Aerobic Cometabolic Biodegradation to Treat Emerging Chemicals and Co-Contaminants in Dilute Plumes

Tuesday, August 8, 2017: 2:25 p.m.
Min-Ying Chu, Ph.D., PE , Haley & Aldrich, Inc., Oakland, CA
Peter Bennett, CHG, P.G. , Haley & Aldrich, Inc., Oakland, CA
Murray Einarson, P.G., C.E.G. , Haley & Aldrich, Inc., Oakland, CA

One of the major challenges in managing large dilute plumes is treating recalcitrant emerging contaminants such as 1,4-dioxane (14D), 1,2,3-trichloropropane, and N-Nitroso-dimethylamine. Conventional technologies (e.g., in situ anaerobic bioremediation or ex situ granular carbon adsorption) selected to treat primary contaminants (e.g., chlorinated solvent compounds) are often inadequate to treat emerging contaminants. Aerobic cometabolic biodegradation has been considered a promising remedial technology that can concurrently treat a wide spectrum of organic contaminants to very low concentrations. The feasibility of concurrent treatment of all contaminants via the aerobic cometabolic biodegradation process was demonstrated at the former McClellan Air Force Base site in California. The primary substrates, HD10 propane and oxygen, were added to recirculated groundwater to stimulate the aerobic cometabolic activity of the indigenous microbial population in situ. The treatment results show that 14D can be treated to concentrations below 1 ug/L and co-contaminants trichloroethene, 1,2-dichloroethane, and 1,1dichlorehene can be concurrently treated to their respective analytical method detection limits of 0.23, 0.18, and 0.2 ug/L, respectively. The degrading activity lasts for more than two weeks without the addition of primary substrates, indicating the stability and robustness of the treatment process. The treatment efficiencies are contaminant specific, ranging from 90 to 99%, comparable to the efficiencies observed in other similar field studies that used significantly higher primary substrate loading rates. In this presentation, the insights gained from this demonstration field test will be shared; various potential applications, including different suites of contaminants, various types of substrates, enhanced natural attenuation, and mass flux management will be presented. Finally, implementation of in situ aerobic cometabolic biodegradation under various large dilute plume scenarios will be described.

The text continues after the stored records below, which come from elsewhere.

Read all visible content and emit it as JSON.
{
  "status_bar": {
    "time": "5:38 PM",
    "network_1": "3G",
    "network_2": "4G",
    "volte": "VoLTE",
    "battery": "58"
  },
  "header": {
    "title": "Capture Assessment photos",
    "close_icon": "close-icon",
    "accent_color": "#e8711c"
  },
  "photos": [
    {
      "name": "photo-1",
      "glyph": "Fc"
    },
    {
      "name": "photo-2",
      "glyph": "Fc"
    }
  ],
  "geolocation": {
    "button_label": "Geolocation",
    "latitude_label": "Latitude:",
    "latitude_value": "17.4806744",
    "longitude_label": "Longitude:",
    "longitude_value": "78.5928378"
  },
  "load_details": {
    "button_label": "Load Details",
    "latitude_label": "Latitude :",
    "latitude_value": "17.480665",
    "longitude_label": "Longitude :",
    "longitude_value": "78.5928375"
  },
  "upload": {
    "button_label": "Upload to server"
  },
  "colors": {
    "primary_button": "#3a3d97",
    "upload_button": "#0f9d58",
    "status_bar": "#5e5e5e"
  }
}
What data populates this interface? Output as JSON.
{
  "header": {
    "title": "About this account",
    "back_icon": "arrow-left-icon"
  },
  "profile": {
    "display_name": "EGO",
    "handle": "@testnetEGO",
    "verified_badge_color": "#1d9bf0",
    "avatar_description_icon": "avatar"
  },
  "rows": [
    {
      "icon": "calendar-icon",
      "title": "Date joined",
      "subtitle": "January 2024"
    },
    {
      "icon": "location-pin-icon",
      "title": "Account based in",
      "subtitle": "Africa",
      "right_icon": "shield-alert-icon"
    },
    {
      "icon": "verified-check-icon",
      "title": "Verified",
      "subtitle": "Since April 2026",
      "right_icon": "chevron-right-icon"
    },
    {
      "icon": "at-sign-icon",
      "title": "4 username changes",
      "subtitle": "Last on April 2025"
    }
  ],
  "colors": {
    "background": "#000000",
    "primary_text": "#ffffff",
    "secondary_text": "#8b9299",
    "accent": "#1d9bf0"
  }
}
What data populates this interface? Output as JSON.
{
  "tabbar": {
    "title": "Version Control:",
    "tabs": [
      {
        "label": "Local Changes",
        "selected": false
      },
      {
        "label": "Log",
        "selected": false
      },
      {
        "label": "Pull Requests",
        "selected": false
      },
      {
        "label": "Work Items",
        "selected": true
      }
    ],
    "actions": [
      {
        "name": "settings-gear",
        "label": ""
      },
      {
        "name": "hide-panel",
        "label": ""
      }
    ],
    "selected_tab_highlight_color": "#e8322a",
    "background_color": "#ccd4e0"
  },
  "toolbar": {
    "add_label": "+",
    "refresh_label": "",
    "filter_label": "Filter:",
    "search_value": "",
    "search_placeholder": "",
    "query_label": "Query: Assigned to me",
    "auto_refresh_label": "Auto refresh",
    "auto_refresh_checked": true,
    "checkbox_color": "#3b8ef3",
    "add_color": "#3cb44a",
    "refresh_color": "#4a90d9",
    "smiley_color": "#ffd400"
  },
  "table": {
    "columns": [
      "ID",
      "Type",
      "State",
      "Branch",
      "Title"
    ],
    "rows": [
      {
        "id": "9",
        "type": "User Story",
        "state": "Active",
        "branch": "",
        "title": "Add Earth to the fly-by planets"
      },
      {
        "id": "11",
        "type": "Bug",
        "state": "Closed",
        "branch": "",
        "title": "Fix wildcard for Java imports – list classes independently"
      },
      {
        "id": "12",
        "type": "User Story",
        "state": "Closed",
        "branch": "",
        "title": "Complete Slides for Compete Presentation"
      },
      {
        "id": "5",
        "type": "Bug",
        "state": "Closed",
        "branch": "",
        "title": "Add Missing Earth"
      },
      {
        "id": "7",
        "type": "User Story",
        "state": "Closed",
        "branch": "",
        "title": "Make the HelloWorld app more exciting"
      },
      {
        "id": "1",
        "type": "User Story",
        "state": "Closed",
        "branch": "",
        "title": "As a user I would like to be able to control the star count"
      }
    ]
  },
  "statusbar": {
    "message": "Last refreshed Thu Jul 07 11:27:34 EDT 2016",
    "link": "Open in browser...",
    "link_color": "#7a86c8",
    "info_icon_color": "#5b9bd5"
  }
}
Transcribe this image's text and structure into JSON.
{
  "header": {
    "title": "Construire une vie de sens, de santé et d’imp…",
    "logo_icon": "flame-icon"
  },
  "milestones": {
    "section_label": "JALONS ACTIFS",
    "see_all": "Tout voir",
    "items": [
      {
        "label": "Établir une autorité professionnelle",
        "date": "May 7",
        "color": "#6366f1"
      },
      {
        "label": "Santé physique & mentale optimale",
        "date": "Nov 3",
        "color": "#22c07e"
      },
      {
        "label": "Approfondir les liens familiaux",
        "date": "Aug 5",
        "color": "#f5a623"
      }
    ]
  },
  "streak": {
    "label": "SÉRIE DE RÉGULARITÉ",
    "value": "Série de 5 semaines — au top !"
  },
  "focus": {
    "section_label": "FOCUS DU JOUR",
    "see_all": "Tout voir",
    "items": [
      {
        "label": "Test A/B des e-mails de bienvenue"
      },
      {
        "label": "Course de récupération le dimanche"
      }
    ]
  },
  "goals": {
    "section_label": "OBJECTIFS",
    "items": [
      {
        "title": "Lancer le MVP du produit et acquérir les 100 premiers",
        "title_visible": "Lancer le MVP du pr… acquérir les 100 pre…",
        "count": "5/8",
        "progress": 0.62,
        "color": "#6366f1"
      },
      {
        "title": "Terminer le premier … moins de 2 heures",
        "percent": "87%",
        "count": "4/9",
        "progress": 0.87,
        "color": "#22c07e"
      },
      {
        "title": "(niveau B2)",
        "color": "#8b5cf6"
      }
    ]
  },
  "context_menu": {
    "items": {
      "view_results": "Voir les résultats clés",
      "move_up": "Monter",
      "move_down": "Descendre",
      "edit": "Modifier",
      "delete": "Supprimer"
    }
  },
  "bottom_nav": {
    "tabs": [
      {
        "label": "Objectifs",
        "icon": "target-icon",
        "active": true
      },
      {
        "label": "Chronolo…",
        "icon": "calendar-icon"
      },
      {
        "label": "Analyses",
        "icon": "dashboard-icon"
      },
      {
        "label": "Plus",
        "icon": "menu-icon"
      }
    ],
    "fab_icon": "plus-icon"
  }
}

Min-Ying Chu, Ph.D., PE, Haley & Aldrich, Inc., Oakland, CA
Dr. Min-Ying Jacob Chu is a Senior Engineer at Haley & Aldrich, Inc. His expertise includes groundwater modeling, vadose zone transport processes, environmental microbiology, remedial system design, and system behavior evaluation. He has published numerous journal articles in the topics of reactive transport modeling, mass transfer, and bioremediation. Dr. Chu has a Ph.D. in Environmental Science and Engineering from Stanford University. He received his Master of Science degree in Environmental Engineering from Oregon State University and earned his Bachelor of Science degree from National Taiwan University.

Peter Bennett, CHG, P.G., Haley & Aldrich, Inc., Oakland, CA
Mr. Bennett has more than 14 years of experience with innovative site characterization and remediation projects. He has served as the project manager and technical lead for several Superfund sites in California and routinely assists his clients in reducing the costs and liabilities associated with old chemical releases. Much of his practical experience includes work at sites with commingled (multisource) plumes, vapor intrusion concerns, and property development. He has implemented low cost in-situ remediation programs at several sites as alternatives to groundwater extraction.

Murray Einarson, P.G., C.E.G., Haley & Aldrich, Inc., Oakland, CA
Mr. Einarson has 30 years of experience in the development, testing, and application of innovative approaches and technologies for cost-effective environmental site characterization and in-situ remediation. He has been an instructor in the Princeton Remediation course and the University of Waterloo graduate course in field hydrogeology for the last 10 years. Mr. Einarson has provided technical training in subsurface characterization and groundwater monitoring for Regional Water Quality Control Board staff every year for the last five years. He is also a recipient of the Ground Water Technology Award from the National Ground Water Association in 2009.